§ **Brief**
For the records below, say how many lines contain the string "icon". Give the number only.

§ **Task inputs**
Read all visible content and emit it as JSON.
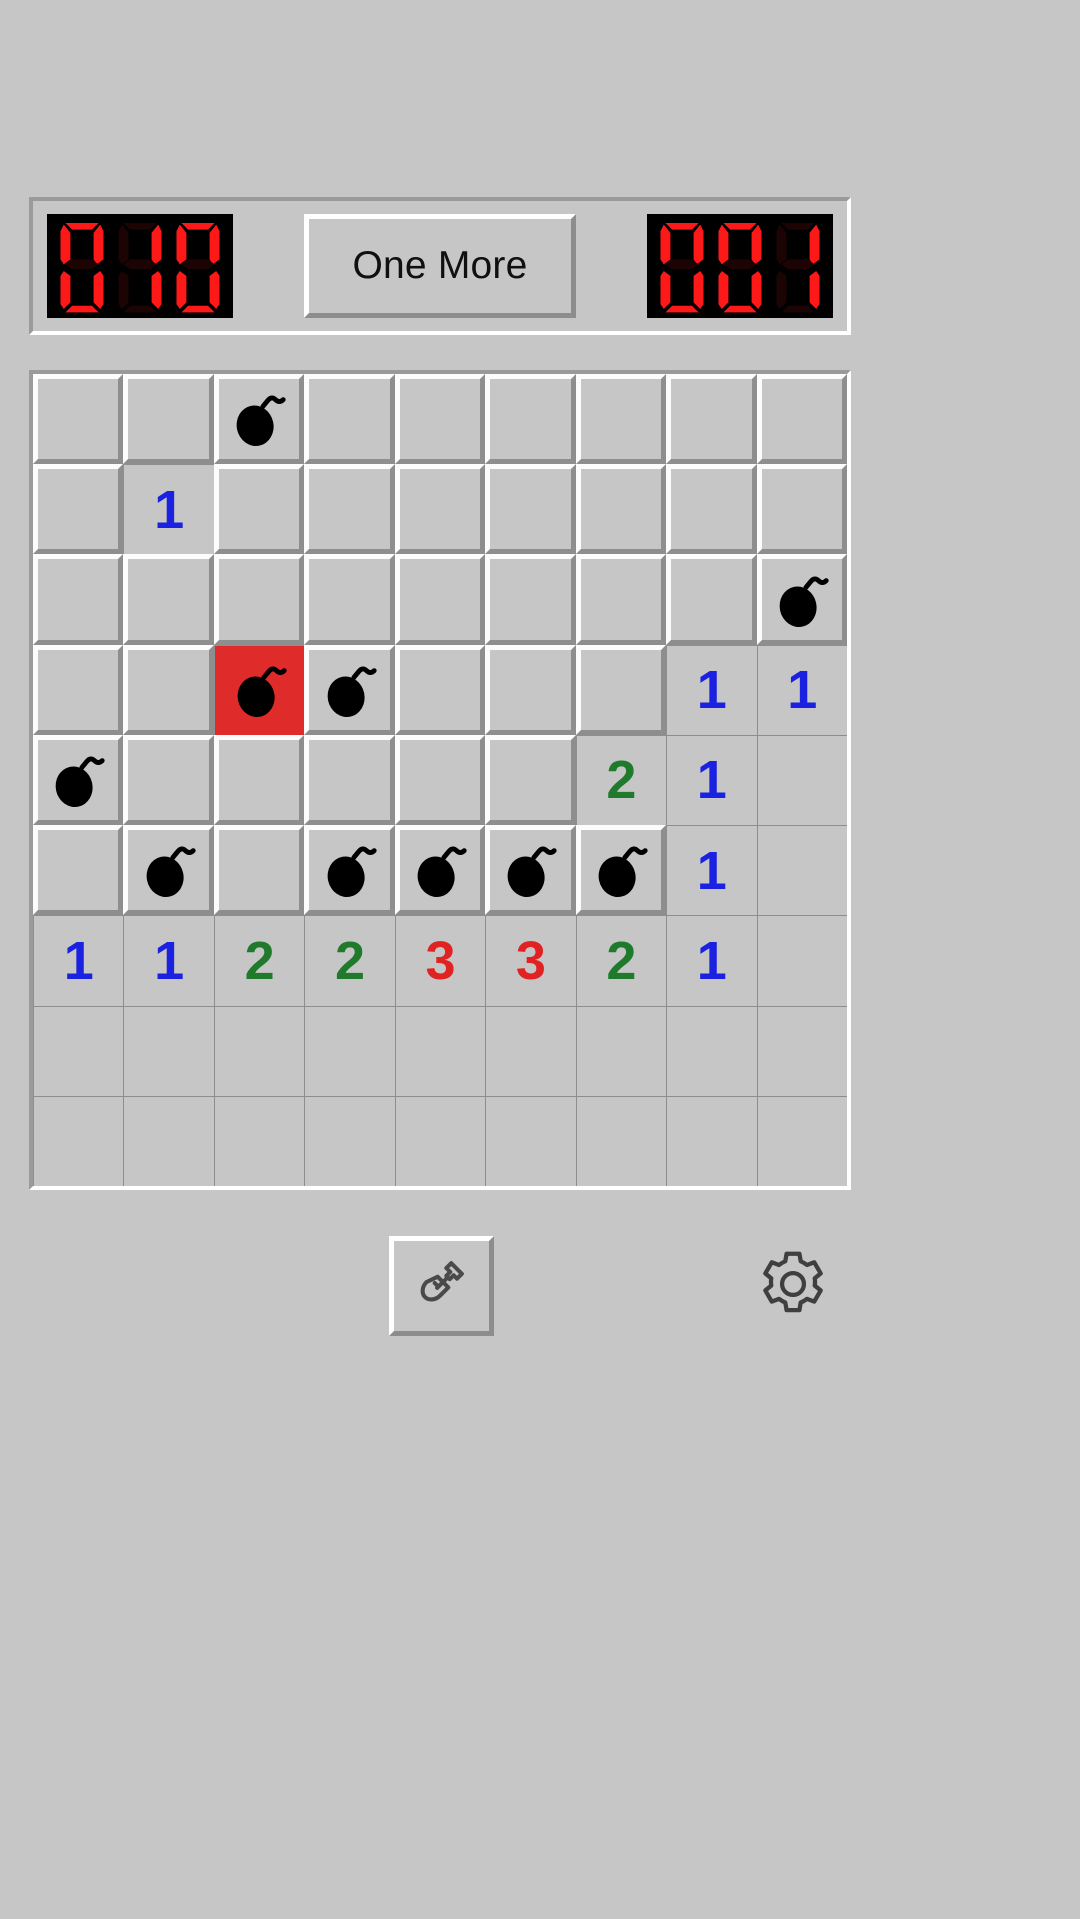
{
  "app": {
    "title": "Minesweeper",
    "background_color": "#c6c6c6"
  },
  "header": {
    "mine_counter": {
      "name": "mines-remaining",
      "value": "010",
      "digits": [
        0,
        1,
        0
      ],
      "segment_color": "#fe1919",
      "segment_off_color": "#1d0404",
      "background_color": "#000000"
    },
    "new_game_button": {
      "label": "One More"
    },
    "timer": {
      "name": "elapsed-timer",
      "value": "001",
      "digits": [
        0,
        0,
        1
      ],
      "segment_color": "#fe1919",
      "segment_off_color": "#1d0404",
      "background_color": "#000000"
    }
  },
  "board": {
    "columns": 9,
    "rows": 9,
    "number_colors": {
      "1": "#1b21e0",
      "2": "#1f7a2b",
      "3": "#e02222"
    },
    "exploded_color": "#e02b2b",
    "bomb_icon": "bomb-icon",
    "cells": [
      [
        {
          "state": "covered",
          "content": ""
        },
        {
          "state": "covered",
          "content": ""
        },
        {
          "state": "covered",
          "content": "bomb"
        },
        {
          "state": "covered",
          "content": ""
        },
        {
          "state": "covered",
          "content": ""
        },
        {
          "state": "covered",
          "content": ""
        },
        {
          "state": "covered",
          "content": ""
        },
        {
          "state": "covered",
          "content": ""
        },
        {
          "state": "covered",
          "content": ""
        }
      ],
      [
        {
          "state": "covered",
          "content": ""
        },
        {
          "state": "revealed",
          "content": "1"
        },
        {
          "state": "covered",
          "content": ""
        },
        {
          "state": "covered",
          "content": ""
        },
        {
          "state": "covered",
          "content": ""
        },
        {
          "state": "covered",
          "content": ""
        },
        {
          "state": "covered",
          "content": ""
        },
        {
          "state": "covered",
          "content": ""
        },
        {
          "state": "covered",
          "content": ""
        }
      ],
      [
        {
          "state": "covered",
          "content": ""
        },
        {
          "state": "covered",
          "content": ""
        },
        {
          "state": "covered",
          "content": ""
        },
        {
          "state": "covered",
          "content": ""
        },
        {
          "state": "covered",
          "content": ""
        },
        {
          "state": "covered",
          "content": ""
        },
        {
          "state": "covered",
          "content": ""
        },
        {
          "state": "covered",
          "content": ""
        },
        {
          "state": "covered",
          "content": "bomb"
        }
      ],
      [
        {
          "state": "covered",
          "content": ""
        },
        {
          "state": "covered",
          "content": ""
        },
        {
          "state": "revealed",
          "content": "bomb",
          "exploded": true
        },
        {
          "state": "covered",
          "content": "bomb"
        },
        {
          "state": "covered",
          "content": ""
        },
        {
          "state": "covered",
          "content": ""
        },
        {
          "state": "covered",
          "content": ""
        },
        {
          "state": "revealed",
          "content": "1"
        },
        {
          "state": "revealed",
          "content": "1"
        }
      ],
      [
        {
          "state": "covered",
          "content": "bomb"
        },
        {
          "state": "covered",
          "content": ""
        },
        {
          "state": "covered",
          "content": ""
        },
        {
          "state": "covered",
          "content": ""
        },
        {
          "state": "covered",
          "content": ""
        },
        {
          "state": "covered",
          "content": ""
        },
        {
          "state": "revealed",
          "content": "2"
        },
        {
          "state": "revealed",
          "content": "1"
        },
        {
          "state": "revealed",
          "content": ""
        }
      ],
      [
        {
          "state": "covered",
          "content": ""
        },
        {
          "state": "covered",
          "content": "bomb"
        },
        {
          "state": "covered",
          "content": ""
        },
        {
          "state": "covered",
          "content": "bomb"
        },
        {
          "state": "covered",
          "content": "bomb"
        },
        {
          "state": "covered",
          "content": "bomb"
        },
        {
          "state": "covered",
          "content": "bomb"
        },
        {
          "state": "revealed",
          "content": "1"
        },
        {
          "state": "revealed",
          "content": ""
        }
      ],
      [
        {
          "state": "revealed",
          "content": "1"
        },
        {
          "state": "revealed",
          "content": "1"
        },
        {
          "state": "revealed",
          "content": "2"
        },
        {
          "state": "revealed",
          "content": "2"
        },
        {
          "state": "revealed",
          "content": "3"
        },
        {
          "state": "revealed",
          "content": "3"
        },
        {
          "state": "revealed",
          "content": "2"
        },
        {
          "state": "revealed",
          "content": "1"
        },
        {
          "state": "revealed",
          "content": ""
        }
      ],
      [
        {
          "state": "revealed",
          "content": ""
        },
        {
          "state": "revealed",
          "content": ""
        },
        {
          "state": "revealed",
          "content": ""
        },
        {
          "state": "revealed",
          "content": ""
        },
        {
          "state": "revealed",
          "content": ""
        },
        {
          "state": "revealed",
          "content": ""
        },
        {
          "state": "revealed",
          "content": ""
        },
        {
          "state": "revealed",
          "content": ""
        },
        {
          "state": "revealed",
          "content": ""
        }
      ],
      [
        {
          "state": "revealed",
          "content": ""
        },
        {
          "state": "revealed",
          "content": ""
        },
        {
          "state": "revealed",
          "content": ""
        },
        {
          "state": "revealed",
          "content": ""
        },
        {
          "state": "revealed",
          "content": ""
        },
        {
          "state": "revealed",
          "content": ""
        },
        {
          "state": "revealed",
          "content": ""
        },
        {
          "state": "revealed",
          "content": ""
        },
        {
          "state": "revealed",
          "content": ""
        }
      ]
    ]
  },
  "toolbar": {
    "dig_mode_button": {
      "icon": "shovel-icon",
      "active": true
    },
    "settings_button": {
      "icon": "gear-icon"
    }
  }
}
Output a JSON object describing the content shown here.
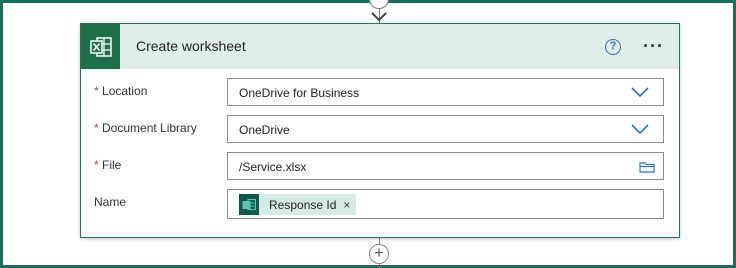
{
  "card": {
    "title": "Create worksheet",
    "help_glyph": "?",
    "more_glyph": "···"
  },
  "fields": [
    {
      "label": "Location",
      "required": true,
      "value": "OneDrive for Business",
      "control": "dropdown"
    },
    {
      "label": "Document Library",
      "required": true,
      "value": "OneDrive",
      "control": "dropdown"
    },
    {
      "label": "File",
      "required": true,
      "value": "/Service.xlsx",
      "control": "file-picker"
    },
    {
      "label": "Name",
      "required": false,
      "control": "token-input",
      "token": {
        "label": "Response Id",
        "remove_glyph": "×",
        "icon": "forms-icon"
      }
    }
  ],
  "connector": {
    "add_glyph": "+"
  },
  "colors": {
    "frame": "#196e5b",
    "header_bg": "#dfeee6",
    "excel_green": "#1d7047",
    "accent_blue": "#2b6fd6",
    "required_red": "#d13438",
    "token_bg": "#d6ebe6"
  }
}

§ **Written solution**
4